Amen to that. An F150 with a 300 and a 5 speed will get very respectable mileage and be quite maintainable. Beware the goofy twin traction beam front axle- its a PITA to maintain and the internal U joints do fail.
An equally good option is the Chevy/GMC C/K 1500 with any small block V8 or the 4.3 V6- they are even better but they are more popular so the prices are higher.
Avoid Dodge like the plague- unless you can score a Cummins/2500 under 5k (good luck), thirsty engines, weak transmissions, rusty bodies, wear prone steering, run screaming the other way!
Ernie, you forgot the vaporizing dashboards on those Dodges! My neighbor had a perfect example of the problem- a ’95 or ’96 Dodge 1-ton 4×4 Cummins dually flatbed. Great truck, except for thast pin inside the timing case that has a tendency to fall out; the weak A-arms in the front suspension, and the vaporizing intior. The dash in that truch was literally held together with sheet metal and pop rivets. Try finding a good dash for one….they’re all bad. Shame, ’cause otherwise they’re phenomenal trucks (when equipped with a manual tranny), and the pick-up bodied models can easily pull 20MPG.
The killer dowel pin is easy to fix/prevent. My 01 with auto/4wd will get a consistent 30mpg if I drive slow (50), or 21 mpg at 67. But that’s all Cummins and very little Dodge. My steering needs to be rebuilt for the third time in 250k, and the body is much lighter than it was when it left the factory.
Pity, because I like the styling inside and out, and it’s comfortable for day trips with the gooseneck behind. I won’t get rid of it, but the flaws never end.
IMO, rust is the issue. I needed a beater farm truck, and got lucky. Found a late 90’s Chevy K2500 std. cab, 8ft bed (rare today) in the North East where the older gentlemen used it to travel with a bed camper in it all over the South West (no rust) for 10-12 years of it’s life. It had lots of miles, 150 I think, but that doesn’t scare me if all highway. We’ve used it as a firewood truck, beat the hell out of it. Original engine/trans still, 175miles now.
Since it’s been with us for about 8-10 years it has needed lots of maintenance, typical stuff like brakes, etc…
But recently it hit me hard because of our salt here and the brake lines are all gone. No way I was doing that job so it cost me $2000+ to do them all. Hard to stomach for a $5K truck, but I justified it by saying if I bought another $5K truck, it would be worse.

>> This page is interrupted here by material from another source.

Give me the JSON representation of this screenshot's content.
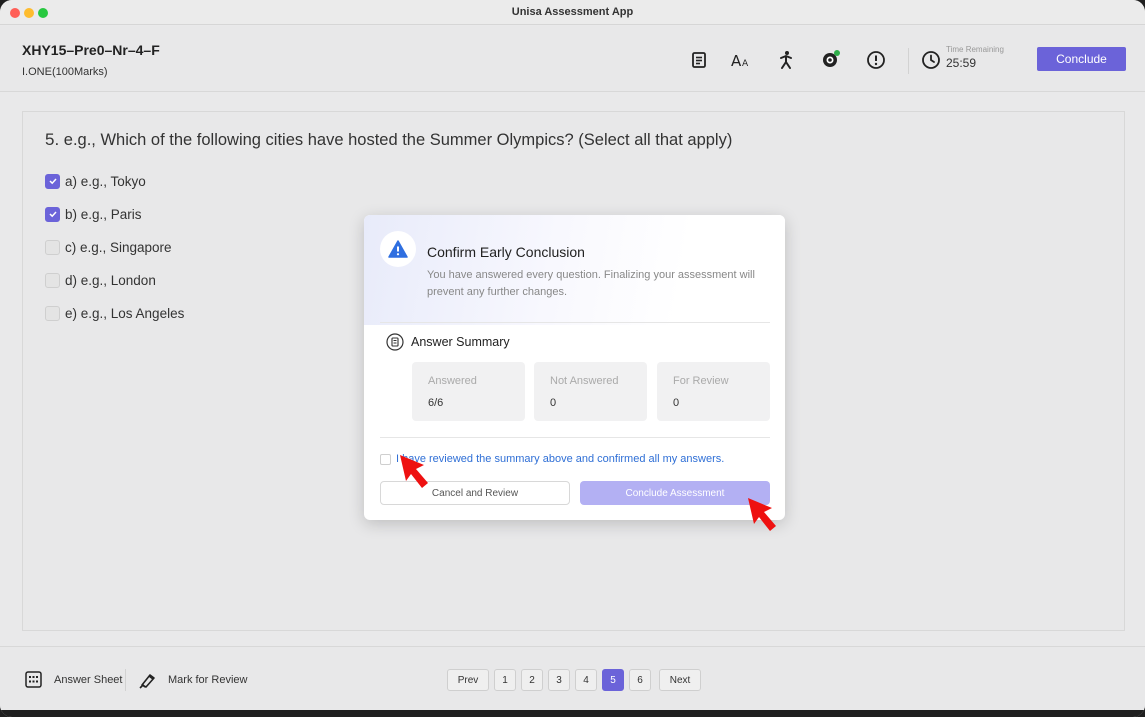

I am a fan of the late 90’s GM K series. I think the truck that could still be built today without all the Regs/CAFE crap. Parts are relatively cheap and you can mostly do your own work on it.
Best of luck.